"The coaches here took me aside and told me that power is not my game, that my game is hitting for contact and getting on base, so I started to learn from pitchers and catchers about what to look for in certain counts and that has gotten me to know how to guess the pitch before it comes. I think that really helped me get a better grip on what I need to do," he detailed.

His .326 on-base percentage this season was not favorable as a lead-off hitter, but he still knocked 14 doubles, three triples and six home runs this year. Those numbers have let Holden know that with his natural tools and speed, once his swing straightens out, the rest of his game will head in the right direction.

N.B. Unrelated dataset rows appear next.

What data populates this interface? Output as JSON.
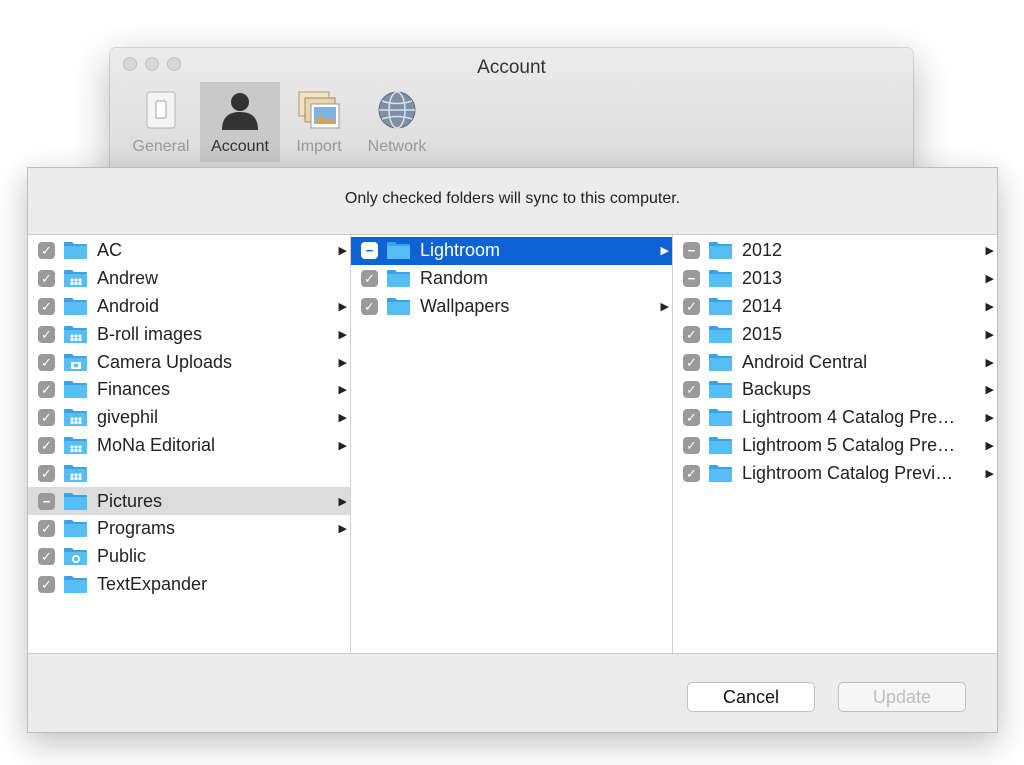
{
  "window": {
    "title": "Account",
    "toolbar": [
      {
        "label": "General",
        "icon": "general-switch-icon"
      },
      {
        "label": "Account",
        "icon": "account-person-icon",
        "active": true
      },
      {
        "label": "Import",
        "icon": "import-photos-icon"
      },
      {
        "label": "Network",
        "icon": "network-globe-icon"
      }
    ]
  },
  "sheet": {
    "message": "Only checked folders will sync to this computer.",
    "cancel_label": "Cancel",
    "update_label": "Update"
  },
  "columns": [
    [
      {
        "name": "AC",
        "check": "checked",
        "icon": "folder",
        "arrow": true
      },
      {
        "name": "Andrew",
        "check": "checked",
        "icon": "shared-folder",
        "arrow": false
      },
      {
        "name": "Android",
        "check": "checked",
        "icon": "folder",
        "arrow": true
      },
      {
        "name": "B-roll images",
        "check": "checked",
        "icon": "shared-folder",
        "arrow": true
      },
      {
        "name": "Camera Uploads",
        "check": "checked",
        "icon": "camera-folder",
        "arrow": true
      },
      {
        "name": "Finances",
        "check": "checked",
        "icon": "folder",
        "arrow": true
      },
      {
        "name": "givephil",
        "check": "checked",
        "icon": "shared-folder",
        "arrow": true
      },
      {
        "name": "MoNa Editorial",
        "check": "checked",
        "icon": "shared-folder",
        "arrow": true
      },
      {
        "name": "",
        "check": "checked",
        "icon": "shared-folder",
        "arrow": false
      },
      {
        "name": "Pictures",
        "check": "mixed",
        "icon": "folder",
        "arrow": true,
        "highlight": "gray"
      },
      {
        "name": "Programs",
        "check": "checked",
        "icon": "folder",
        "arrow": true
      },
      {
        "name": "Public",
        "check": "checked",
        "icon": "public-folder",
        "arrow": false
      },
      {
        "name": "TextExpander",
        "check": "checked",
        "icon": "folder",
        "arrow": false
      }
    ],
    [
      {
        "name": "Lightroom",
        "check": "mixed",
        "icon": "folder",
        "arrow": true,
        "highlight": "blue"
      },
      {
        "name": "Random",
        "check": "checked",
        "icon": "folder",
        "arrow": false
      },
      {
        "name": "Wallpapers",
        "check": "checked",
        "icon": "folder",
        "arrow": true
      }
    ],
    [
      {
        "name": "2012",
        "check": "mixed",
        "icon": "folder",
        "arrow": true
      },
      {
        "name": "2013",
        "check": "mixed",
        "icon": "folder",
        "arrow": true
      },
      {
        "name": "2014",
        "check": "checked",
        "icon": "folder",
        "arrow": true
      },
      {
        "name": "2015",
        "check": "checked",
        "icon": "folder",
        "arrow": true
      },
      {
        "name": "Android Central",
        "check": "checked",
        "icon": "folder",
        "arrow": true
      },
      {
        "name": "Backups",
        "check": "checked",
        "icon": "folder",
        "arrow": true
      },
      {
        "name": "Lightroom 4 Catalog Pre…",
        "check": "checked",
        "icon": "folder",
        "arrow": true
      },
      {
        "name": "Lightroom 5 Catalog Pre…",
        "check": "checked",
        "icon": "folder",
        "arrow": true
      },
      {
        "name": "Lightroom Catalog Previ…",
        "check": "checked",
        "icon": "folder",
        "arrow": true
      }
    ]
  ],
  "colors": {
    "selection_blue": "#0e62d4",
    "folder_blue": "#56bdf5",
    "checkbox_gray": "#9a9a9a"
  }
}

"I just need to let my power happen and not think about it. My scout always told me that home runs came by mistake and I'm learning that. I can't go out there trying to hit home runs, I need to just let it happen," he said.

While he irons out his offense, Holden is able to fall back on the strongest part of his game—his speed and defense. With his speed, he is a constant threat on the basepaths and a reliable defender at his centerfield position. Whenever he is in the midst of a slump, he knows what he offers in the field can fill a drop in production.

"The way I played defense is still the strongest positive I take away from the year. It's definitely what kept me in the lineup even when I wasn't going well. I can use that as a fallback to try to get me going at the plate. It was the best part of my whole season," he said.

Holden continues to take the steps to improve all facets of his game. While his game is not flashy, his tenacity is what keeps him moving up the ladder a piece at a time.

"I think this year gave me a better idea of who I am as a player. I'm learning more and more, and becoming a better overall player. I hope to showcase the talent that I have so I can keep moving up the ladder," he closed.


































































Batting and Power: Holden still has the ability to hit for a higher average than his .260 average this season. He hit .310 this season off southpaws and has a keen sense of hitting the ball to all fields when his swing is right, but he needs to improve on the .248 average against right-handers. He made himself more dangerous at the top of the order by vastly improving his bunting and can drop one down any time. As for his swing, it is a matter of mechanics and orientation, and when he puts that together his contact skills and average should increase. His home run total dipped this season, but added power should come more naturally once he finally stops trying to do too much. He still lacks the desired patience for a leadoff hitter, evident by his rather high strikeout total and low walk total, but those numbers should adjust with better plate recognition.

Base Running and Speed: This season, Holden developed a stronger first step and burst which helped him strengthen his base-stealing ability. He swiped 19 bases in 22 attempts and has the speed to raise that number the more he gets on base. He is quick around the bases and as a better sense of reading pitchers and reacting to balls in play.

Defense: His defense is his best trait. He has good instincts and a nose for the ball, combined with very good range. He possesses an above-average arm and played all three positions in the outfield, yet he projects best as a centerfielder or leftfielder. His quality of defense can keep him in batting orders even when his bat has cooled, and could be his ticket to a future big league appearance.

Projection: Holden can easily fly under the radar of most observers, but he continually boasts sound skills and a hunger to excel which will keep earning opportunities in the future. If his contact and production can increase, and he can develop further chracteristics desired in a leadoff man, he could become a reliable fourth outfielder.

ETA: 2010. Coming into the 2007 season, it was thought Holden would spend most of the season with St. Lucie. However, because he spent all of this year in Savannah, it set back his arrival in the big leagues by another year. If he can start 2008 in St. Lucie, and perhaps see some time in Binghamton, that should put him on target for 2010. Recommended Stories